- In times of psychological distress, breathing is a tool to relax quickly, by improving blood oxygenation.
- Going through short periods of stress is normal, however, if the anxiety is persistent and intense, it is best to consult a health professional.
- Since September 2021, a toll-free number has been used to reach psychiatric professionals 24 hours a day: 3114.
A team of Stanford University researchers found evidence that people who engage in a breathing exercise called cyclical sighing achieve greater stress reduction than those who engage in mindfulness meditation. Their results were published in a article published on January 10 in the magazine Cell Reports Medicine.
Stress: what type of breathing exercise is the most effective?
Previous research has shown that although stress can sometimes have a positive influence, such as causing people to do things they know they should do, more often than not it is considered harmful because it can lead to health problems such as high blood pressure. Thus, relaxation techniques have been developed to help everyone reduce stress without resorting to medication. One such technique is mindfulness meditation, in which a person attempts to relax by being in the moment and disengaging from thoughts for a period of time. Other techniques involve breathing exercises. In this new study, researchers compared three types of breathing exercises and mindfulness meditation to assess their effectiveness.

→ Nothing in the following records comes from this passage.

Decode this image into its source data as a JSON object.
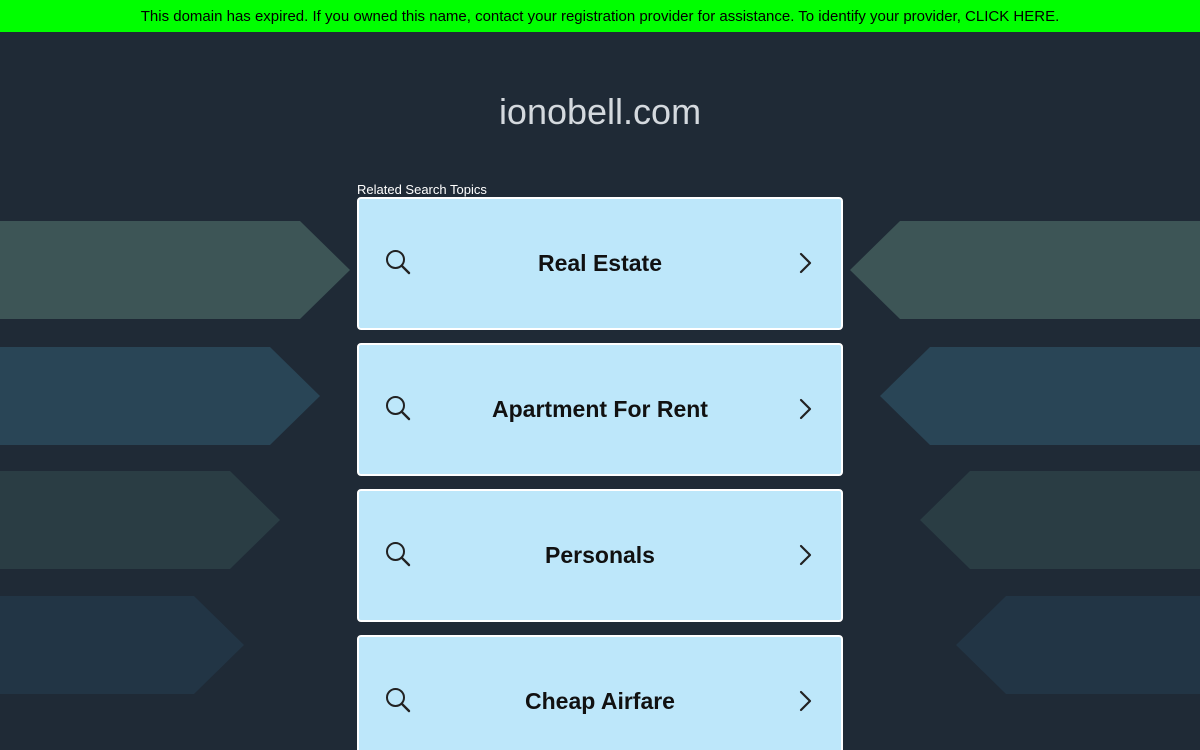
{
  "banner": {
    "text": "This domain has expired. If you owned this name, contact your registration provider for assistance. To identify your provider, ",
    "link_text": "CLICK HERE",
    "suffix": ".",
    "background": "#00ff00"
  },
  "domain": "ionobell.com",
  "related_label": "Related Search Topics",
  "topics": [
    {
      "label": "Real Estate",
      "icon": "search-icon",
      "chevron": "chevron-right-icon"
    },
    {
      "label": "Apartment For Rent",
      "icon": "search-icon",
      "chevron": "chevron-right-icon"
    },
    {
      "label": "Personals",
      "icon": "search-icon",
      "chevron": "chevron-right-icon"
    },
    {
      "label": "Cheap Airfare",
      "icon": "search-icon",
      "chevron": "chevron-right-icon"
    }
  ],
  "colors": {
    "page_background": "#1f2a36",
    "card_background": "#bde7fa",
    "title_text": "#d4d9de"
  }
}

The three types of breathing exercises tested included the cyclic sigh, in which the exhalations are longer and more pronounced than the inspirations; box breathing, a slow, deep breathing technique in which breathing and holding are performed for the same amount of time; and cyclical hyperventilation, in which inspirations last longer than exhalations.

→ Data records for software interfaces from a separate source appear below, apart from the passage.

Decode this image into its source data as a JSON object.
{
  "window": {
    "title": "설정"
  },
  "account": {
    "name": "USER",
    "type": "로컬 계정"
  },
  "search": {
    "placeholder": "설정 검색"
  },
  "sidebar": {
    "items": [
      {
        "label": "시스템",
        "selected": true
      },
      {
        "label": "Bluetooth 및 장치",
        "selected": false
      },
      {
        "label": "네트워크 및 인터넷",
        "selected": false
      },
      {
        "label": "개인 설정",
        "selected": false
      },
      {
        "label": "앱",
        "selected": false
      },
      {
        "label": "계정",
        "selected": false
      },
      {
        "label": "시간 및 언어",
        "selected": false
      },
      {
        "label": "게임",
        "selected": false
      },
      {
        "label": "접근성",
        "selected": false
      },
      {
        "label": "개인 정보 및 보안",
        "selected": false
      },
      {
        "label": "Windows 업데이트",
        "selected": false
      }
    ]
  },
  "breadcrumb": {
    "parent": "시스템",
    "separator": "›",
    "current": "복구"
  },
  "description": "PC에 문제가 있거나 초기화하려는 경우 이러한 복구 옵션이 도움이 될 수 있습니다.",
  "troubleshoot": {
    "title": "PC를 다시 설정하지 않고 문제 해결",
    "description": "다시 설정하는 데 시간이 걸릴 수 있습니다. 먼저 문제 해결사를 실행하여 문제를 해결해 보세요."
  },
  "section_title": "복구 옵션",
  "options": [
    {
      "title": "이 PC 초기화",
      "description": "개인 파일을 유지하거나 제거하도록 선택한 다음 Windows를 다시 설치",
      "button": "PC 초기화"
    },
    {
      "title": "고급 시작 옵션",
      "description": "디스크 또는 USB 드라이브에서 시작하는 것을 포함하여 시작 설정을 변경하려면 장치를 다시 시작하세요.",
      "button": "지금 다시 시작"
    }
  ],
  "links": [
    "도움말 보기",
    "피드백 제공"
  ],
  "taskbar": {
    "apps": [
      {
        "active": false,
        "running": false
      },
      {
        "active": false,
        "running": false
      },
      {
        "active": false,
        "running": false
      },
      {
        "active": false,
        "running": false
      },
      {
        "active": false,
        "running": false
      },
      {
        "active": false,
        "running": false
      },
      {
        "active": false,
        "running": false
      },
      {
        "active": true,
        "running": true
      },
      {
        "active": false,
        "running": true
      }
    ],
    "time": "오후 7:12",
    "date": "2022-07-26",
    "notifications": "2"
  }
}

90% of participants found the experience positive for their well-being
The research for this study was conducted online during the pandemic when stress was unusually high for most of us. 114 volunteers practiced one of these stress-reducing exercises for five minutes every day for a month at a time of their choosing. Each participant kept a stress diary to assess the effectiveness of their stress reduction activities.
Researchers found that 90% of volunteers said they found the experience brought them positive feelings. They also observed that participants using breathing exercises had greater stress reduction than those who practiced mindfulness meditation. Finally, they also noticed that those who sighed cyclically reported the greatest reductions in stress compared to other breathing techniques. “Controlled breathing directly influences respiratory rate, which can cause more immediate physiological and psychological calming effects (…)“, they detail in their writings.